How does the video quality between Zoom and WebRTC compare, let's take a look.
Using your mobile camera as a webcam?
I test out some virtual webcam software for your mobile phone.Chris Koehncke
Following my previous article comparing the video quality of WebRTC and Zoom, I might need to upgrade my webcam. Decent webcams are in the $80-200 range. But, I always found webcams a tad cumbersome, long cables, finding a free USB plug on my laptop is becoming rarer, and then having to purchase a powered USB hub.
A simpler solution was to use my mobile phone as a webcam. A quick search uncovered a handful of candidates so I set about with a quick unscientific test in a normal boring office with unflattering light (definitely not Insta perfect).
There are handful of mobile apps that used WiFi to ‘broadcast’ the video from my mobile device to my laptop. At my laptop, this mobile camera showed up as a normal webcam which I could easily select for input with Zoom or any WebRTC application.
Epocam is an iPhone only app (with a matching driver/program for Windows or Mac) and works via USB or Wifi. Epocam is only $7.99 and sold by Elgato, who has a wide variety of video/audio components for the serious web broadcaster. The app had a few nits but otherwise worked well. You open your video application SELECT the Epocam as your “camera” and then open the Epocam application on your iPhone. After a few moments, they would magically connect.
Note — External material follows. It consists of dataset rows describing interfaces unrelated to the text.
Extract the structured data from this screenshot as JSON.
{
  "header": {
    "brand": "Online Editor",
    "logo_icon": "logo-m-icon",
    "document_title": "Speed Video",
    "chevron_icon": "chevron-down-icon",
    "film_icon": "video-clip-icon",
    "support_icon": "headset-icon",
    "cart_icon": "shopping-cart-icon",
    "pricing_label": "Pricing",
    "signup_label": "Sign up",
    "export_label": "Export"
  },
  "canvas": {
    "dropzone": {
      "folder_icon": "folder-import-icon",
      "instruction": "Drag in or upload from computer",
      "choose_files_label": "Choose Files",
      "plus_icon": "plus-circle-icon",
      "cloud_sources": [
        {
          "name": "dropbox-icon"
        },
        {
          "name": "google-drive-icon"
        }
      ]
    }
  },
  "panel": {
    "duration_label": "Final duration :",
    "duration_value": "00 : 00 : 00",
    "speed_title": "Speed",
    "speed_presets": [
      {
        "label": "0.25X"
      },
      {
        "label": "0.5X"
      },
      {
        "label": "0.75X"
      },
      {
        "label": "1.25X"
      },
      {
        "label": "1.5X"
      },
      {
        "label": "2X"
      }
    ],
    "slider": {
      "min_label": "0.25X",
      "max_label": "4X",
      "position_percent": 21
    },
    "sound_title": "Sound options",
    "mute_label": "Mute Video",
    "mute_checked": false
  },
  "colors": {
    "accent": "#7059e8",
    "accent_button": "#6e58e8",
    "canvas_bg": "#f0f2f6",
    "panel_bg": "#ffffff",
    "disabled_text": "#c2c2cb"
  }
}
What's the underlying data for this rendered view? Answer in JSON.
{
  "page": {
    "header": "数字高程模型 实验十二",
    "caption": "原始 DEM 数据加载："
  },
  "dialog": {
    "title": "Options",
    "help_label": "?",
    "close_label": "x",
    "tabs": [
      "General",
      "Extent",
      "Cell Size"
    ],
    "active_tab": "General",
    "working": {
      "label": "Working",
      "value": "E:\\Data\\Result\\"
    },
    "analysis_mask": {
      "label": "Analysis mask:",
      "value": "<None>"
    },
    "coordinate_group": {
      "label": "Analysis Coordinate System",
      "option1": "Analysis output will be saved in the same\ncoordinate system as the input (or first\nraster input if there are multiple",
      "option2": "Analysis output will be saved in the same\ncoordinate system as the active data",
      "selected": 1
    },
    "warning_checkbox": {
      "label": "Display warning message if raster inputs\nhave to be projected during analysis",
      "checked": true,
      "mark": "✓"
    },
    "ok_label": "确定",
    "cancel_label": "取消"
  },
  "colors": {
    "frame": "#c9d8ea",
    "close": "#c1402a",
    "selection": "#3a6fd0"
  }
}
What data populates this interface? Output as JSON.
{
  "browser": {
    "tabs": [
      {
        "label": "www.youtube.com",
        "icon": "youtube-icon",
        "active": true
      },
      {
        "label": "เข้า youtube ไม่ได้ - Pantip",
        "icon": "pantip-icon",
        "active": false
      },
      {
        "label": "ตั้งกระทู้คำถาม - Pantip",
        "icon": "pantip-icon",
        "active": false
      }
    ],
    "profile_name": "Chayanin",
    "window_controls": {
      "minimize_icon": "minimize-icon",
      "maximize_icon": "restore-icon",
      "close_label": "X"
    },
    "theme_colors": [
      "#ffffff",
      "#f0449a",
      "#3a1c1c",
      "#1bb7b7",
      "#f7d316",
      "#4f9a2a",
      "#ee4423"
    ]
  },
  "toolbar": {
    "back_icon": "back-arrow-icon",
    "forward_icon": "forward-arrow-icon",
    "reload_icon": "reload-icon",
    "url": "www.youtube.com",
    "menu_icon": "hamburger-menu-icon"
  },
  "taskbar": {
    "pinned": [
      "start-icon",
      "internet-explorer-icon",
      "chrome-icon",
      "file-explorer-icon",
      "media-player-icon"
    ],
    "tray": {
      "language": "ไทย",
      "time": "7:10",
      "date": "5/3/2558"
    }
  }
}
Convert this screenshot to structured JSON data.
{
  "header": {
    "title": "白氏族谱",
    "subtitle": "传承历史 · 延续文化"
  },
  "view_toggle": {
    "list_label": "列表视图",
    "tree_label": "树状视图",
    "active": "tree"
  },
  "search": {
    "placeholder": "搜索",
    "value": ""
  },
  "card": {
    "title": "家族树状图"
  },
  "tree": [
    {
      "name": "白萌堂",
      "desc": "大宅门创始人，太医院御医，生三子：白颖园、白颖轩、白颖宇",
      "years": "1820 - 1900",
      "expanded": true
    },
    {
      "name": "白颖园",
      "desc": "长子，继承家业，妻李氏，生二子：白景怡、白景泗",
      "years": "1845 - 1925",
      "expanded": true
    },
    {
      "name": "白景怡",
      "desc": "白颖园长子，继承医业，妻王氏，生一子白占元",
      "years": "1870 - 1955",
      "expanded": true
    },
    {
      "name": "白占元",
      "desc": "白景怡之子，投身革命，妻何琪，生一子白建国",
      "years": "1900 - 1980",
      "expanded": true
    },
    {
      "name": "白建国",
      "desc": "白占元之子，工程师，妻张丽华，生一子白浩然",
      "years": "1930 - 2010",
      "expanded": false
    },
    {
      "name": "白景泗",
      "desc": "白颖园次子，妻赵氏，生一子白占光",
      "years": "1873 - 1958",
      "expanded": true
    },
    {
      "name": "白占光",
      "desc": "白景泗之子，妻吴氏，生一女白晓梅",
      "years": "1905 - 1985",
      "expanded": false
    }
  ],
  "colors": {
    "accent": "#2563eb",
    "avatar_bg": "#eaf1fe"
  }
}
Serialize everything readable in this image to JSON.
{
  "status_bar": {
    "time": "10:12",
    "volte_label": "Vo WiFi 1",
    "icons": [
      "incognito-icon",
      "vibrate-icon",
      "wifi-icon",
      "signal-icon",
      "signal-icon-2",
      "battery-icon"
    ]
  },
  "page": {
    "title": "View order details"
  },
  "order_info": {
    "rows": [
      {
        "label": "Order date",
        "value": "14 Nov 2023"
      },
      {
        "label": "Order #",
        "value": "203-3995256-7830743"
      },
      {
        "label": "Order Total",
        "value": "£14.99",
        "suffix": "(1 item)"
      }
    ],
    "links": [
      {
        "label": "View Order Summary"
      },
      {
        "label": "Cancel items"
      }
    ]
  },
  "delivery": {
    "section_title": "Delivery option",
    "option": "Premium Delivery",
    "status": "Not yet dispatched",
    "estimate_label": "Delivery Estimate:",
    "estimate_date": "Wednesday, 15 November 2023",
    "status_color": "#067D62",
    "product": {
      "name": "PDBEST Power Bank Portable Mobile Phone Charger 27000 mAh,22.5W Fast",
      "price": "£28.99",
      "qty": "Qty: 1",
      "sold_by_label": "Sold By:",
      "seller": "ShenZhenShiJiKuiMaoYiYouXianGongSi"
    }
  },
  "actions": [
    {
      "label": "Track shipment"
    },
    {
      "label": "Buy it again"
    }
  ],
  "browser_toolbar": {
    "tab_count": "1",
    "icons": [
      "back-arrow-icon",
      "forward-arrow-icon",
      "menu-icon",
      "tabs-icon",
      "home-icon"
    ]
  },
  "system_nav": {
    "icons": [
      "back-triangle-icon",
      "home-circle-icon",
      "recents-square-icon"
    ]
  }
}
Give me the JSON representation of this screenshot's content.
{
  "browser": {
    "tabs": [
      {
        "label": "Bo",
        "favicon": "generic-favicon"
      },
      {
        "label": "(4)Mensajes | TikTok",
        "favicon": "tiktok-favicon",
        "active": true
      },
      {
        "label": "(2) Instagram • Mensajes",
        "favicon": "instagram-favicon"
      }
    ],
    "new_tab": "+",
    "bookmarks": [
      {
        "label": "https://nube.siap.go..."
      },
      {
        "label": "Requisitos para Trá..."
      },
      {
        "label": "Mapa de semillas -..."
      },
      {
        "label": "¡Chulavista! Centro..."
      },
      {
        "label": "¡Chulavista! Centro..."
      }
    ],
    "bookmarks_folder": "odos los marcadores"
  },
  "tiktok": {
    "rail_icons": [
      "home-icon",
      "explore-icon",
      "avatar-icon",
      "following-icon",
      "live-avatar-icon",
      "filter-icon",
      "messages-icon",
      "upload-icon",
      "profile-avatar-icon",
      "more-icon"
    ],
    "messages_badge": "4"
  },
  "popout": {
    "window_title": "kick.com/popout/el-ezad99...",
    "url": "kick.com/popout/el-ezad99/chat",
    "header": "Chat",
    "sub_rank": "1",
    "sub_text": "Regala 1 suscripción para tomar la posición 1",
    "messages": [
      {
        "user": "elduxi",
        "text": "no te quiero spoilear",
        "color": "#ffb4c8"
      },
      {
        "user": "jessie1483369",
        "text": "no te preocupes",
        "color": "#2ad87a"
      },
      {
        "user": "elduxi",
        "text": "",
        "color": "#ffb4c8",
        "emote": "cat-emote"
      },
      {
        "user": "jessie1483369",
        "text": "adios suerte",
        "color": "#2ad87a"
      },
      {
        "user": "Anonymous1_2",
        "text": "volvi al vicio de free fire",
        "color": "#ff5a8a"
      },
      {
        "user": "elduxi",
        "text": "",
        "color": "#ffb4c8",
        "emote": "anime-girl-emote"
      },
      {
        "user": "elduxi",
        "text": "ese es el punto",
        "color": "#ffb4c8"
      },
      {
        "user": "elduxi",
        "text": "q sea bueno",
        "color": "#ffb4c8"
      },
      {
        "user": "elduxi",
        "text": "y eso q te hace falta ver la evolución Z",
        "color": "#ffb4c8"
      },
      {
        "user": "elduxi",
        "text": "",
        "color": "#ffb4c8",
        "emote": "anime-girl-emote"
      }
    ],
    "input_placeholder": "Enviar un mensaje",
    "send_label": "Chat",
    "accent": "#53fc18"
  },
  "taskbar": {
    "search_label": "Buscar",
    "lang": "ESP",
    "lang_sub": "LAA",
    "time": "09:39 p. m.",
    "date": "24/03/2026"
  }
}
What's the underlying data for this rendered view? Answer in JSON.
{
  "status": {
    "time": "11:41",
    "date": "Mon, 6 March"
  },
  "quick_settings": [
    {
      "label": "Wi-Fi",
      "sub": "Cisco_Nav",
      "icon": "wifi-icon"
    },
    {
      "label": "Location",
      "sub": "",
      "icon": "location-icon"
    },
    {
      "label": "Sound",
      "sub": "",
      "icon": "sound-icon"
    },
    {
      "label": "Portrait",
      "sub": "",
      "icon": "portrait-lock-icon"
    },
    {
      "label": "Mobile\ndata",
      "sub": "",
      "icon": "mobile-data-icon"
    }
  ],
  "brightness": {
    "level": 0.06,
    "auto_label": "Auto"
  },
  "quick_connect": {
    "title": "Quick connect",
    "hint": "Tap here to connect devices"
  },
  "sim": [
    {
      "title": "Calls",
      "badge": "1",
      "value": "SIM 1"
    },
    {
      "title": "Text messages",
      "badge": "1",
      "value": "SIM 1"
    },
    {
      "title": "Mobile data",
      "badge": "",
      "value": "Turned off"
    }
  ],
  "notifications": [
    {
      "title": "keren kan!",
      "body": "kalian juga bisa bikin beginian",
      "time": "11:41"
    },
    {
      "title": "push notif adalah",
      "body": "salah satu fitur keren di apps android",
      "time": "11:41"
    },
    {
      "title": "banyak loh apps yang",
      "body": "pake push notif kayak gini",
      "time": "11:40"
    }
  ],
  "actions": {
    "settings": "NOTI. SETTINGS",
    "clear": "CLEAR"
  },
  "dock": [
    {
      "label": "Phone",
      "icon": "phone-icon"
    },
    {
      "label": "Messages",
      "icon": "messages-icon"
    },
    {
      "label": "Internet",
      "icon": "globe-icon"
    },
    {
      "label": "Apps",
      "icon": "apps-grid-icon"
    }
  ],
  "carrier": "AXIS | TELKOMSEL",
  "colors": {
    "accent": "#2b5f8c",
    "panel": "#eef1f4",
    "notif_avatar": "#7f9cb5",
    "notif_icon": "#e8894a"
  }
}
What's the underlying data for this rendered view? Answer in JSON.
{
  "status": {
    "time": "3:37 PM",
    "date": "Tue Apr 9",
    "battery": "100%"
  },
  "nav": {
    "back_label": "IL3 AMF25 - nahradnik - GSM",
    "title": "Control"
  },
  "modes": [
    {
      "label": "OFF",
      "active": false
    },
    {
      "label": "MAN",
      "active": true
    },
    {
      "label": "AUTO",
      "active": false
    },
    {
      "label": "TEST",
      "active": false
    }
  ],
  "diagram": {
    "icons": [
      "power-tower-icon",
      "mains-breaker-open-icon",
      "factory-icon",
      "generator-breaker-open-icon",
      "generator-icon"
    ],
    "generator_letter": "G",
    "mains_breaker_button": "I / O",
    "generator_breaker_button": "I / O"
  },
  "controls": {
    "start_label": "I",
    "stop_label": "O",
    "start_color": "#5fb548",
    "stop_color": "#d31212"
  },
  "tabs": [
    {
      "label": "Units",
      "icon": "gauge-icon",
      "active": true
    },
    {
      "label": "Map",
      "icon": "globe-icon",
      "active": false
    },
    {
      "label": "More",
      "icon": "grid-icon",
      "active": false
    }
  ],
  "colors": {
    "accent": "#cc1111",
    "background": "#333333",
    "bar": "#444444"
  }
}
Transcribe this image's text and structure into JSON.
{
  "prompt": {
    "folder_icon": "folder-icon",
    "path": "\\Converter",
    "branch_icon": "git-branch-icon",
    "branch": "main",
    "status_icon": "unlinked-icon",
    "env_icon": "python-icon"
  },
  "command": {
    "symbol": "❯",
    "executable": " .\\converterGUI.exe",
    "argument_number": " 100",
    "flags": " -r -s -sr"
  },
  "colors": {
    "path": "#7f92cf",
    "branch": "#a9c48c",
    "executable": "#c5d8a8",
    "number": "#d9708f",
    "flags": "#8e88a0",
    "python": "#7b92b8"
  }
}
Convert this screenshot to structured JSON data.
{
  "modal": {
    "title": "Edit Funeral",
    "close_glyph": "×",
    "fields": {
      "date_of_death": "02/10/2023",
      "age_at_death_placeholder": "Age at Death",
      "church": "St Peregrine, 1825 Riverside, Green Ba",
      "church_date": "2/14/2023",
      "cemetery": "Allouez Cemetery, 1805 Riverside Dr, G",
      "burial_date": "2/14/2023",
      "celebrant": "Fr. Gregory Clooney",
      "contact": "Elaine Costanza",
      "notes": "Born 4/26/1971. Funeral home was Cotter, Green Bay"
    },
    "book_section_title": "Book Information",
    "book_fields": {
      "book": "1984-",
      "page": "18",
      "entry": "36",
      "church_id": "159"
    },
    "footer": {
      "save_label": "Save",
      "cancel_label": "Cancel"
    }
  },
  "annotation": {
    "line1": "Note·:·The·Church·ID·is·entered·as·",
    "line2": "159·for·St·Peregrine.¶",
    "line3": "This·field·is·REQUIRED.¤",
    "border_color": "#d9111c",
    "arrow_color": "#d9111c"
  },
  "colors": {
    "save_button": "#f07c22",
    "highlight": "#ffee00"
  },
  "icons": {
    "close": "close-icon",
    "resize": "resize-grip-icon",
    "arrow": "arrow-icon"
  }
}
Epocam is my recommendation based upon ease of use, however, it doesn’t work on Android devices. Elgato sells other products for your home studio. I thought this was cool “Stream Deck” which is a little macro-control physical keypad that allows you to single press to perform several functions (think switching your camera source back and forth). This YouTube video explains in more detail.
iVCam works on both iPhone and Android however it only seems to only support Windows computers. iVCam is from e2eSoft and appears to be a Chinese company which I found to be the Shanghai Yitu Information Technology Co. The website is in English, basic but there was none of the typical company information which was suspect. Pricing was not on the website and you can purchase from the PC client or via the app using Google Pay. It’s an annual subscription of $7.99/$9.99 for basic or advanced or a single $24.99 one-time fee.
Despite lack of Western marketing capabilities. iVCam worked as promised and had a similar performance as the EpocCam application.
DroidCam was the clunkiest of them and supports both iPhone and Android and but only supports Windows/Linux (no Mac). It appeared to be a techie project of some sort. Whereas the other applications have a ‘self-discovery’ function to match the client IP with the host IP. With DroidCam you had to type in the IP address of the host PC/computer. Despite that, it worked fairly well and the pro version is a miserly $5.99.
Finally, there is from Camo from Reincubate this iphone ONLY product offers a lot of video tuning elements (you can easily switch between various input devices on the fly). Its matching desktop software works on Macs and PCs. The downside, it only supports a wired USB connection. Worth checking out but for $39.99 it’s expensive if you using it only as a virtual webcam.
My discovery – the Apple iPhone 11Pro Max ($1,100) camera was beaten to the ground by a new Samsung Galaxy A32 5G ($250)! Even a cheapie $79 BLU Vivo X5 phone looked better IMHO.
I started the test with the bias that my iPhone was likely the best virtual webcam. I quickly found the iPhone delivered the ‘worse’ quality as a virtual webcam.
To create a reference, I took a native pic with the front-facing cameras of the iPhone, Samsung, and Blu. Note: The Samsung was sharp and the iPhone was a bit yellowish to my liking. The Blu while sharp was washed out. I would deem all of them acceptable.
Below are sample screenshots from live Zoom calls using a variety of phones and virtual webcam software. For reference, I included a Logitech C920 Pro ($79) shot. Note: my office has a full window providing natural lighting and I attempted to take all shots with same lighting..
As an additional comparison, here are two photos (from the far end) using the Zoom mobile app. In this case, the iPhone seemed warmer and not as washed out as the Samsung.
As the video is going from your mobile to your laptop before being sent out again there was some lag. However, the lag was not super noticeable. In a side-by-side comparison, you could visually denote the lag though. The virtual webcam apps also support using the phone for the microphone input (but I didn’t test that).
For the money a virtual camera is a handy tool to consider. The Zoom mobile client might includes as a ‘feature’ to facilitate multiple cameras). Disappointing though was how consistently bad the iPhone looked even against a $79 BLU Android mobile (when operating as a virtual webcam).
Photo by Jeroen den Otter on Unsplash